PROVIDED RECORDS:
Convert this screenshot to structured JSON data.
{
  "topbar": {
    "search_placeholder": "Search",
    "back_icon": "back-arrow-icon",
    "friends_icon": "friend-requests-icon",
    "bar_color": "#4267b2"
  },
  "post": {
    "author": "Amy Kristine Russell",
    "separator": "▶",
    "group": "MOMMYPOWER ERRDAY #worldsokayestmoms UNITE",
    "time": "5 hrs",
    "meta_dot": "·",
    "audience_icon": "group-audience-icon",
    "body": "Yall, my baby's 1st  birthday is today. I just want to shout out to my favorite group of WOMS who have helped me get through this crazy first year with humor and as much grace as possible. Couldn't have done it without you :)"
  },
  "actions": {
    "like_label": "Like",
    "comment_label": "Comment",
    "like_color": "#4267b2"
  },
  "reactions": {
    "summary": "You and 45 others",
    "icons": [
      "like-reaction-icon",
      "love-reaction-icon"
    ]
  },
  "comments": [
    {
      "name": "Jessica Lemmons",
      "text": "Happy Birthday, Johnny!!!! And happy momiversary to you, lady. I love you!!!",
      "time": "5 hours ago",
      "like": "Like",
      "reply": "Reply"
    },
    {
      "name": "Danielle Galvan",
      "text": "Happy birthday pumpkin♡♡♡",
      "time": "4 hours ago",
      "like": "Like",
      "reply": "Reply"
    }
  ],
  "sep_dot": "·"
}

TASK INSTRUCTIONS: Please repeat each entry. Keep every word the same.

WRITTEN ANSWER:
Convert this screenshot to structured JSON data.
{
  "topbar": {
    "search_placeholder": "Search",
    "back_icon": "back-arrow-icon",
    "friends_icon": "friend-requests-icon",
    "bar_color": "#4267b2"
  },
  "post": {
    "author": "Amy Kristine Russell",
    "separator": "▶",
    "group": "MOMMYPOWER ERRDAY #worldsokayestmoms UNITE",
    "time": "5 hrs",
    "meta_dot": "·",
    "audience_icon": "group-audience-icon",
    "body": "Yall, my baby's 1st  birthday is today. I just want to shout out to my favorite group of WOMS who have helped me get through this crazy first year with humor and as much grace as possible. Couldn't have done it without you :)"
  },
  "actions": {
    "like_label": "Like",
    "comment_label": "Comment",
    "like_color": "#4267b2"
  },
  "reactions": {
    "summary": "You and 45 others",
    "icons": [
      "like-reaction-icon",
      "love-reaction-icon"
    ]
  },
  "comments": [
    {
      "name": "Jessica Lemmons",
      "text": "Happy Birthday, Johnny!!!! And happy momiversary to you, lady. I love you!!!",
      "time": "5 hours ago",
      "like": "Like",
      "reply": "Reply"
    },
    {
      "name": "Danielle Galvan",
      "text": "Happy birthday pumpkin♡♡♡",
      "time": "4 hours ago",
      "like": "Like",
      "reply": "Reply"
    }
  ],
  "sep_dot": "·"
}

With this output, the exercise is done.